    In explaining this station, the teacher should use the finished examples to show various ways to meet the criteria (ie: 1/4 of the flag may be a block of the flag or smaller rectangles dispersed throughout the flag).

    Students can first experiment with the construction paper rectangles on a grid. When they are satisfied with an arrangement, they can use crayons, markers, or colored pencils to create the final product.

    When students finish their flag, they should fill out a description of the flag and post the items for classroom display.

  • Assessment:

    Station 1
    Teachers and students can use the holistic rubric in the Attachments to evaluate the slide shows.

    Station 2
    Teachers should examine completed game recording sheets to check for understanding and on-task behavior.

    Station 3
    The teacher or adult at this station can check for understanding as he/she montors the activity by observation and using question prompts.

    Station 4
    Teachers and students may evaluate the flags produced in station 4 by using the criteria specified in the station instructions.

    References and Resources:

    Station 2 was adapted from a game in the Open Court math curriculum, now published by SRA/McGraw Hill.

    Station 4 was adapted from a lesson by Ann McCoy, Clinton Middle School, (660) 885-3353, (

    McGrath, B. Más matemáticas con los chocolates de "M&M's". Watertown, MA: Charlesbridge Publishing. ISBN 1570914818

    McGrath, B. El libro de contar de los chocolates marca "M&M's". Watertown, MA: Charlesbridge Publishing. ISBN 0881069035

    Orozco, José Luis. "De colores" (Vol. 9) cassette/cd. Song is "El Chocolate." Arcoiris Records. ISBN 1574170090
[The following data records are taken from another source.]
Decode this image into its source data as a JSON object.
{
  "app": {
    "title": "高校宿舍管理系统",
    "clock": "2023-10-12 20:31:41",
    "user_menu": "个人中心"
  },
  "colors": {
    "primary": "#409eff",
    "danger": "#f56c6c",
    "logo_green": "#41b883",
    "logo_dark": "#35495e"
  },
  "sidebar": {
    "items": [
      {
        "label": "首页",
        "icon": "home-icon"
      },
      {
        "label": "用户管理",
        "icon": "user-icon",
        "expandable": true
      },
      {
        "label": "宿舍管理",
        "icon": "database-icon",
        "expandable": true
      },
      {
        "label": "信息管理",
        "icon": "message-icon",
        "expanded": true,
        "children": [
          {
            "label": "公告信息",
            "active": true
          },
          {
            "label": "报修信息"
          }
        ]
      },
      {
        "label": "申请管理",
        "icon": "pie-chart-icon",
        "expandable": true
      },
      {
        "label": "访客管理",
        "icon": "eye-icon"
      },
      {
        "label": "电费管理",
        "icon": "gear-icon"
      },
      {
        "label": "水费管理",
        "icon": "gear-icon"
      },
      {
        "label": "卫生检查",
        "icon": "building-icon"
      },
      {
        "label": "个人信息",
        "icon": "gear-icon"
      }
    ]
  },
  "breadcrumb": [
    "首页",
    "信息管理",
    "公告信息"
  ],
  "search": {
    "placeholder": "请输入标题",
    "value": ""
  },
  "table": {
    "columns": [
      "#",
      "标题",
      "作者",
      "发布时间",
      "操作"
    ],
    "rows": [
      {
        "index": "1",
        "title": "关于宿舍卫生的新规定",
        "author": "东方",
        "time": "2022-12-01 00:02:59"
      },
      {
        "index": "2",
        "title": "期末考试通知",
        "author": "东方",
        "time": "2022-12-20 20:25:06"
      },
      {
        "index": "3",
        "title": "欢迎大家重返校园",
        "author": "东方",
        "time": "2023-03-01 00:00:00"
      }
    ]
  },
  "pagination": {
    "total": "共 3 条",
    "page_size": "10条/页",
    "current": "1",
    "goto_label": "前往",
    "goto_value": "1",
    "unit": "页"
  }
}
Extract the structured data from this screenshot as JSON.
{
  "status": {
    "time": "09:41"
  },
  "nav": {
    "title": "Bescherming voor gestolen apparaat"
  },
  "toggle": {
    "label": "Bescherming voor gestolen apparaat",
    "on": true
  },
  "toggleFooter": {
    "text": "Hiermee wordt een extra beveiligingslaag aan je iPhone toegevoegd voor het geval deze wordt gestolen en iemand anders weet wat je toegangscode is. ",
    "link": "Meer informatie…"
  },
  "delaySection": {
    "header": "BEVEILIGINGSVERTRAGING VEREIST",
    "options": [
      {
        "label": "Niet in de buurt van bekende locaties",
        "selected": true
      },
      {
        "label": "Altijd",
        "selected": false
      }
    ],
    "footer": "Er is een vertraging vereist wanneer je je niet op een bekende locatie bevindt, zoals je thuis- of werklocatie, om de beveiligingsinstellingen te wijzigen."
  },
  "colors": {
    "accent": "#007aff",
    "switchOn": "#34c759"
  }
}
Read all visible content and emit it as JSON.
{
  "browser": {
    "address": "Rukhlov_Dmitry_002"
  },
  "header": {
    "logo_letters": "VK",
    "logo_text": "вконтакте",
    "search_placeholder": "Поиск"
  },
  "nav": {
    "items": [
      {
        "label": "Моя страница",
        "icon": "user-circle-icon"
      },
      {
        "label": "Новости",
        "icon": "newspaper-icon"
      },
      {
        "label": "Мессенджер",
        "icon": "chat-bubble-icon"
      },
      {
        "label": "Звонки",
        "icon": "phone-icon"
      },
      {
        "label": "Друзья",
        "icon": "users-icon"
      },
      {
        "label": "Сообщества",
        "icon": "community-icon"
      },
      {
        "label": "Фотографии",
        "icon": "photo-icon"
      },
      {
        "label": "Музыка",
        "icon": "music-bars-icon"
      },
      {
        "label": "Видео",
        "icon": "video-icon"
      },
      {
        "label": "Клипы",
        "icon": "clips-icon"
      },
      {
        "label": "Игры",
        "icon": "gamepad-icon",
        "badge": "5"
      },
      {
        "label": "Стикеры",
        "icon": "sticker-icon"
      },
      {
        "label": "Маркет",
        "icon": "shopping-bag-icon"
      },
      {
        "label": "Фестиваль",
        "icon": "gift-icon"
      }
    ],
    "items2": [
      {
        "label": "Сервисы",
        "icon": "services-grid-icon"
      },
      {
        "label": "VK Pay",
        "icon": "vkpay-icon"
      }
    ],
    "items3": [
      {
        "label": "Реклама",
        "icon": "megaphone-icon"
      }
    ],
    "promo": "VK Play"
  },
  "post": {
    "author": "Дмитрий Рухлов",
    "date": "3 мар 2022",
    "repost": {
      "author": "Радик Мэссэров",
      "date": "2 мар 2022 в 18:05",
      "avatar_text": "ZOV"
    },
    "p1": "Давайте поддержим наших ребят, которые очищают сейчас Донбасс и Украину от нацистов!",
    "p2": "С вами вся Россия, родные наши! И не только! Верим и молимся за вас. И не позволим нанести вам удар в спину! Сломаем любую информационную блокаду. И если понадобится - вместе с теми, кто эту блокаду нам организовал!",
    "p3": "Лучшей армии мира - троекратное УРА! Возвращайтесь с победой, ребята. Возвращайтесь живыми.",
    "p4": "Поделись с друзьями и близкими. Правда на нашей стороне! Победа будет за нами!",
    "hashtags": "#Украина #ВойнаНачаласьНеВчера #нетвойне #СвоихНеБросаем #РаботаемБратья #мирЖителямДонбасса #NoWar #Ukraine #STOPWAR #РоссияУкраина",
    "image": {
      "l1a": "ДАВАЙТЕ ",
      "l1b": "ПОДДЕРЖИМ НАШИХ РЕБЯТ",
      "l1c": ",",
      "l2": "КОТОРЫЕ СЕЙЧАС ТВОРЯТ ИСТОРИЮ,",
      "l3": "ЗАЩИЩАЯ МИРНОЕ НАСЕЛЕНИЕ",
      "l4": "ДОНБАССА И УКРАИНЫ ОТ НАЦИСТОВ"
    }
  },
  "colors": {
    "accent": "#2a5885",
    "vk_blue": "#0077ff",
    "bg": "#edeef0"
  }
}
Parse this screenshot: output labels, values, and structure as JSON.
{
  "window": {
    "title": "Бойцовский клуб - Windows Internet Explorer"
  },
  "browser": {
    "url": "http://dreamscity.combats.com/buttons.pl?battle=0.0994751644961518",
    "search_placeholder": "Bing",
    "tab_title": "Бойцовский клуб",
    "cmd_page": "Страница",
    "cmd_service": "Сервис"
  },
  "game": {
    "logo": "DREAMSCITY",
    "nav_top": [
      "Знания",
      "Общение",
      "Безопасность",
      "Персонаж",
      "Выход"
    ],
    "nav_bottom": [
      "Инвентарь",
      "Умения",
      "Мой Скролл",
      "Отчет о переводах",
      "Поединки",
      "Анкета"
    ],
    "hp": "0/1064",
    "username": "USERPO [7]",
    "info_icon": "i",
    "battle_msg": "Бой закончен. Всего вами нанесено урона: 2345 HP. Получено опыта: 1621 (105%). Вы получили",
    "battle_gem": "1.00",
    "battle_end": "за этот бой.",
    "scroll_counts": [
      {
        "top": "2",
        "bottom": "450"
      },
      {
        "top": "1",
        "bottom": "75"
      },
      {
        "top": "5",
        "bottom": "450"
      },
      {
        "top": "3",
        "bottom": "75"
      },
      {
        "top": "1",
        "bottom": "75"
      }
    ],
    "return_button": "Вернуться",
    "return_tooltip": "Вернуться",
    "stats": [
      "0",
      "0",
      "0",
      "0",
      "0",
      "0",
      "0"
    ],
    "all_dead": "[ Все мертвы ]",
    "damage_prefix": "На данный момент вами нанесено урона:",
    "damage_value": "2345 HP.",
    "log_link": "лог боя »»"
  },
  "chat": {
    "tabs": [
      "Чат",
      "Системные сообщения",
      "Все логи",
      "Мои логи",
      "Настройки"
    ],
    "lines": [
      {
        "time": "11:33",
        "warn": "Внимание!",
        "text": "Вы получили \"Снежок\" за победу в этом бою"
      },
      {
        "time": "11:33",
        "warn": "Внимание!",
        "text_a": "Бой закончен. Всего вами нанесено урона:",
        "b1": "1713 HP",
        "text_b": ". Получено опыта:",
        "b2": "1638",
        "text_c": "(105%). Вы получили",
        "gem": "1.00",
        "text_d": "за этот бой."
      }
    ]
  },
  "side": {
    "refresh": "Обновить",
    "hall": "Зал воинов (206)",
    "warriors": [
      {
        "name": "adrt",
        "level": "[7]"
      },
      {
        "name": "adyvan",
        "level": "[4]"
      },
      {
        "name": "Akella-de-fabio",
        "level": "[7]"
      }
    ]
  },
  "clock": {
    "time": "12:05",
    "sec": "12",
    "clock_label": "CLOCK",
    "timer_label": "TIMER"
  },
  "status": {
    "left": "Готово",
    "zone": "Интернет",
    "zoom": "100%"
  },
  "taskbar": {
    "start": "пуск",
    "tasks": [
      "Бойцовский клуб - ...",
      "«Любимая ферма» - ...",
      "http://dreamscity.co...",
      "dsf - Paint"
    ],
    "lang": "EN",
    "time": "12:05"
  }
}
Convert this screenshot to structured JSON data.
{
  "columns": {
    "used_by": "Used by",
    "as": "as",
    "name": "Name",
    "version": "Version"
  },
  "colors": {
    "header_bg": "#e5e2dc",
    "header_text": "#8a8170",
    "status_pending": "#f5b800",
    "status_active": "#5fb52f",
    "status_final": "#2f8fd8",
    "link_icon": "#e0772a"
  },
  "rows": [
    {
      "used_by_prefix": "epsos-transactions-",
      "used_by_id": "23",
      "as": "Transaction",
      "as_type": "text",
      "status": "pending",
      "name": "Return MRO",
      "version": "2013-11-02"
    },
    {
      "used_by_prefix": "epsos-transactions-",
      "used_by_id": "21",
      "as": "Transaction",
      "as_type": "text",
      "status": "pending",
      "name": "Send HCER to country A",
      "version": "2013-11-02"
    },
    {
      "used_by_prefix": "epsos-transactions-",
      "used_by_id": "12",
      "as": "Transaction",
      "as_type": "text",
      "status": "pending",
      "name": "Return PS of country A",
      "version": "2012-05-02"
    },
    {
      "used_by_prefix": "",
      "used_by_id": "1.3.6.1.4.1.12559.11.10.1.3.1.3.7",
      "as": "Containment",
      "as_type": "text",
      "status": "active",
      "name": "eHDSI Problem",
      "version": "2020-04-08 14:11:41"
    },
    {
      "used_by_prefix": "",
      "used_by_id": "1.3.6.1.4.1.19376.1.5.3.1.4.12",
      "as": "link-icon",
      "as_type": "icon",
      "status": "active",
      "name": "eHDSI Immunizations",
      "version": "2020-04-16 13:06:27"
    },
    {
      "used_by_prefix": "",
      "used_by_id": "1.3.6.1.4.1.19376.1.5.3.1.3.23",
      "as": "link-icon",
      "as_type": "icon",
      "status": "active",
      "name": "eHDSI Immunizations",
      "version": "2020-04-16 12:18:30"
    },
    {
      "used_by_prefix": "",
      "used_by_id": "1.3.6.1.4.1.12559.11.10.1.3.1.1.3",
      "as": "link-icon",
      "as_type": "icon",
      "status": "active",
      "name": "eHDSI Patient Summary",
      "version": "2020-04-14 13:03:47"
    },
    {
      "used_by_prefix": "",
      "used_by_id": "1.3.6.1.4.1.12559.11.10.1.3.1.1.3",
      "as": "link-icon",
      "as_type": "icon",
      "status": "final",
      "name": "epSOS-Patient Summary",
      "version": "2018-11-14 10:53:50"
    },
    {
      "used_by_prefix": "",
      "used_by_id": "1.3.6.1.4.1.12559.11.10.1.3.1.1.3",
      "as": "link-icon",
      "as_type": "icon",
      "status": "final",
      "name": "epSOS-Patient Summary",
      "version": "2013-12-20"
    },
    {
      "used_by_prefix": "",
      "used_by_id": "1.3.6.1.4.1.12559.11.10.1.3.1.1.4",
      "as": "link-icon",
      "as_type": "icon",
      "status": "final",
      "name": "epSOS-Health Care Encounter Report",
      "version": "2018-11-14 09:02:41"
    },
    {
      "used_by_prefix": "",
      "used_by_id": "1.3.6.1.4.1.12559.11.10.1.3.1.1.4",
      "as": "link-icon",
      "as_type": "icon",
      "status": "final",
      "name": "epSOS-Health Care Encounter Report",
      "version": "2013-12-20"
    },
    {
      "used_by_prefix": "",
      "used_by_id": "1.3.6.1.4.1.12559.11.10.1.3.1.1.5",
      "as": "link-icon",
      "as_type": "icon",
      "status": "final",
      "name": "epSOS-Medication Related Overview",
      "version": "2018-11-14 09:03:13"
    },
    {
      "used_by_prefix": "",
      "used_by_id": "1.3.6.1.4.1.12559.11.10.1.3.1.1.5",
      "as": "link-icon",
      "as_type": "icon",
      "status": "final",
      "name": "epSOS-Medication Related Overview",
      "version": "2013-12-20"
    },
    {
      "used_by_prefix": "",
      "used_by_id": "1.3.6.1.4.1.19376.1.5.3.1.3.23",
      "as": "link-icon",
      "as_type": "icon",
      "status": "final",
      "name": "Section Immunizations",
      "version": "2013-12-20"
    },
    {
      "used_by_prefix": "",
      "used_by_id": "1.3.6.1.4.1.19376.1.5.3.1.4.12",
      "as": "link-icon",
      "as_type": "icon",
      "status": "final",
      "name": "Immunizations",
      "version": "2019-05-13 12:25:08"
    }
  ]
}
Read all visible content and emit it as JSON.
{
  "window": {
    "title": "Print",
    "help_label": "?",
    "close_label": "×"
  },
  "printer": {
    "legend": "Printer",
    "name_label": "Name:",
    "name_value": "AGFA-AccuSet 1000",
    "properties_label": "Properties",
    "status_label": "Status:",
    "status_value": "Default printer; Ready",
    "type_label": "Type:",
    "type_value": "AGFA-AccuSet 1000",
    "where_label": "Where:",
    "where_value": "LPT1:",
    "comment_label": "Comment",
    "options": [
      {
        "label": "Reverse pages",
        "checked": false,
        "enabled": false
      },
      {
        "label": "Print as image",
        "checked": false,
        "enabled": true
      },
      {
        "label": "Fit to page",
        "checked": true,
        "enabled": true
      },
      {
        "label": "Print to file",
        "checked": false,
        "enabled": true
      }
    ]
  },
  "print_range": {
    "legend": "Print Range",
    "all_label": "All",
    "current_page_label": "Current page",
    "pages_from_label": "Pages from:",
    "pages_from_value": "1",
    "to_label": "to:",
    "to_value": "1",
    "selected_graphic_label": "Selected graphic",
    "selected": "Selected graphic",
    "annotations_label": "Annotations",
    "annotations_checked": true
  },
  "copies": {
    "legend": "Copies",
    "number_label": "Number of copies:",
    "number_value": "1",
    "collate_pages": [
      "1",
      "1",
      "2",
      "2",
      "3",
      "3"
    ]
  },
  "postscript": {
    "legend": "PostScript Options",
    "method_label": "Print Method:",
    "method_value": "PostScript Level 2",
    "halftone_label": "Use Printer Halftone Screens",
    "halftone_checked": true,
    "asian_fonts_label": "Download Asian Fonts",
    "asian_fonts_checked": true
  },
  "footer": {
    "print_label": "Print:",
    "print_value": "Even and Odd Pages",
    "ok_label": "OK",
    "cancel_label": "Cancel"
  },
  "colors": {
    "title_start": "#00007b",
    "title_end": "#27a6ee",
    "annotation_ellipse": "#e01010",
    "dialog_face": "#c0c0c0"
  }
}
    Rand McNally and Company. (1998). Picture Atlas of the World. Rand McNally & Co; USA.

    A brief history of chocolate -

    A painting of Cortés -án_Cortés.html

    Pictures of the cacao seed pod -
    click the "Next" button twice to see a close up and the opened pod.


    NOTE: some attachments are in PDF form (get Acrobat Reader)

    Station 1: Rubric for Slide Show (rubric-sides.doc)
    Station 2: Chocolate Recording Sheet
    Station 4: Flag Grid
    Station 4: Flag Description Worksheet (flag-description.doc)